Though the application will remain accessible, no new features or fixes will be coming in the future. In a blog post from today, Mendelevich justifies the decision.
Lack of Growth
The main reason behind the changes to AppRaisin is its lack of user growth, and therefore lack of a profitable model:
Our plan was to have 100,000 monthly active users by the end of this year and various “napkin” revenue projections were based on that number,” says Mendelevich, “As of early August we have a little under 25,000 monthly active users and adding 1–2 thousands every month.”
The CEO admits that unless there is a sudden explosion in users, AppRaisin won't reach its goal of 100,000, and won't break even in its first year. Medelevich also talks about what factors led them to this point, and first on his list is Microsoft:
“The biggest tax on our numbers comes from Microsoft's ‘strategy' around Windows 10 Mobile. I put “strategy” in quotes because there either isn't one or it is so deep and ‘forward-looking' that I fail to understand it.”
The second problem was Microsoft's late adoption of the Windows 10 Mobile platform. AdDuplex expected the update to roll out to all Windows 8.1 users. The reduced list of phones announced at launch meant that the app lost almost half of its predicted user base.
Furthermore, those that could upgrade didn't receive it automatically – they had to download a particular app manually. More that 79.1% of Windows Mobile users are still on 8.1, and 4 out of 5 AppRaisin users are on phones.
Windows Store Bias

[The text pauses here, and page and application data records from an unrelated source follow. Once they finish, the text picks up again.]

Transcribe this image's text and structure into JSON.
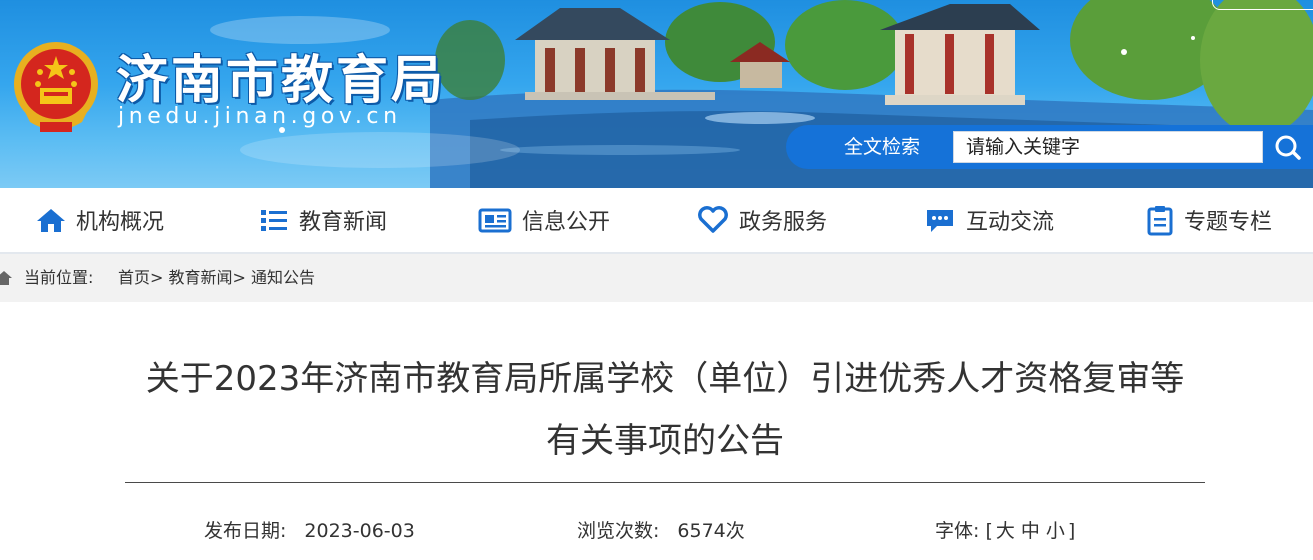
{
  "site": {
    "title": "济南市教育局",
    "domain": "jnedu.jinan.gov.cn"
  },
  "search": {
    "label": "全文检索",
    "placeholder": "请输入关键字"
  },
  "nav": {
    "items": [
      {
        "label": "机构概况",
        "icon": "home-icon"
      },
      {
        "label": "教育新闻",
        "icon": "list-icon"
      },
      {
        "label": "信息公开",
        "icon": "newspaper-icon"
      },
      {
        "label": "政务服务",
        "icon": "heart-icon"
      },
      {
        "label": "互动交流",
        "icon": "chat-icon"
      },
      {
        "label": "专题专栏",
        "icon": "clipboard-icon"
      }
    ]
  },
  "breadcrumb": {
    "prefix": "当前位置:",
    "home": "首页",
    "sep": ">",
    "news": "教育新闻",
    "current": "通知公告"
  },
  "article": {
    "title_line1": "关于2023年济南市教育局所属学校（单位）引进优秀人才资格复审等",
    "title_line2": "有关事项的公告",
    "date_label": "发布日期:",
    "date": "2023-06-03",
    "views_label": "浏览次数:",
    "views": "6574次",
    "font_label": "字体:",
    "font_open": "[",
    "font_large": "大",
    "font_medium": "中",
    "font_small": "小",
    "font_close": "]"
  },
  "colors": {
    "banner_blue": "#1f8fe0",
    "search_blue": "#1572d8",
    "icon_blue": "#1a6fd1",
    "text": "#333333"
  }
}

Mendelevich also accuses Microsoft of intentionally keeping their app away from the “featured” section to control app merchandising. He claims Microsoft employees suggested this to him personally:
“I was in Redmond in early November (few weeks before our launch) and demoed AppRaisin to a bunch of Microsoft employees among others. Everyone seemed to like it, but when I tried to discuss possibilities of being featured, their facial expressions changed. The responses ranged from “Hmm. I'm not sure they would want to feature you.”

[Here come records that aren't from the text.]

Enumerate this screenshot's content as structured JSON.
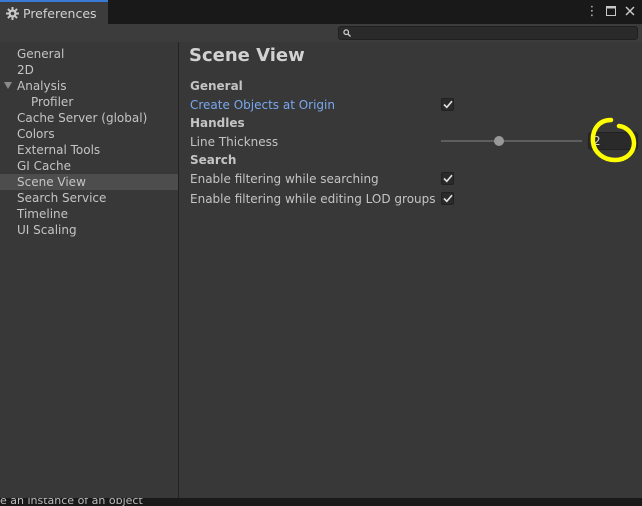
{
  "window": {
    "tab_title": "Preferences",
    "tab_icon": "gear-icon",
    "controls": [
      "more-icon",
      "maximize-icon",
      "close-icon"
    ]
  },
  "search": {
    "value": "",
    "placeholder": ""
  },
  "sidebar": {
    "items": [
      {
        "label": "General"
      },
      {
        "label": "2D"
      },
      {
        "label": "Analysis"
      },
      {
        "label": "Profiler"
      },
      {
        "label": "Cache Server (global)"
      },
      {
        "label": "Colors"
      },
      {
        "label": "External Tools"
      },
      {
        "label": "GI Cache"
      },
      {
        "label": "Scene View"
      },
      {
        "label": "Search Service"
      },
      {
        "label": "Timeline"
      },
      {
        "label": "UI Scaling"
      }
    ],
    "selected": "Scene View"
  },
  "main": {
    "title": "Scene View",
    "sections": {
      "general": {
        "heading": "General",
        "create_objects_label": "Create Objects at Origin",
        "create_objects_checked": true
      },
      "handles": {
        "heading": "Handles",
        "line_thickness_label": "Line Thickness",
        "line_thickness_value": "2",
        "line_thickness_fraction": 0.4
      },
      "search": {
        "heading": "Search",
        "filter_searching_label": "Enable filtering while searching",
        "filter_searching_checked": true,
        "filter_lod_label": "Enable filtering while editing LOD groups",
        "filter_lod_checked": true
      }
    }
  },
  "status": {
    "text": "e an instance of an object"
  },
  "colors": {
    "accent": "#3a7ad6",
    "highlight_label": "#79a8ee",
    "annotation": "#ffff00"
  }
}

Over nine months, AppRasin did not feature on the store, nor did it appear in the Windows Store “New and Rising” or “Top free” lists. Medelevich claims that he pressured Microsoft to change their practice, but by then it was too late.
The CEO also lists a number of other business decisions that were behind the app's downfall, and you can read the whole story over on his blog.
AppRaisin is hosting a crowdfunding campaign to try and receive the $10,000 funding it needs. You can find that here if you wish to donate.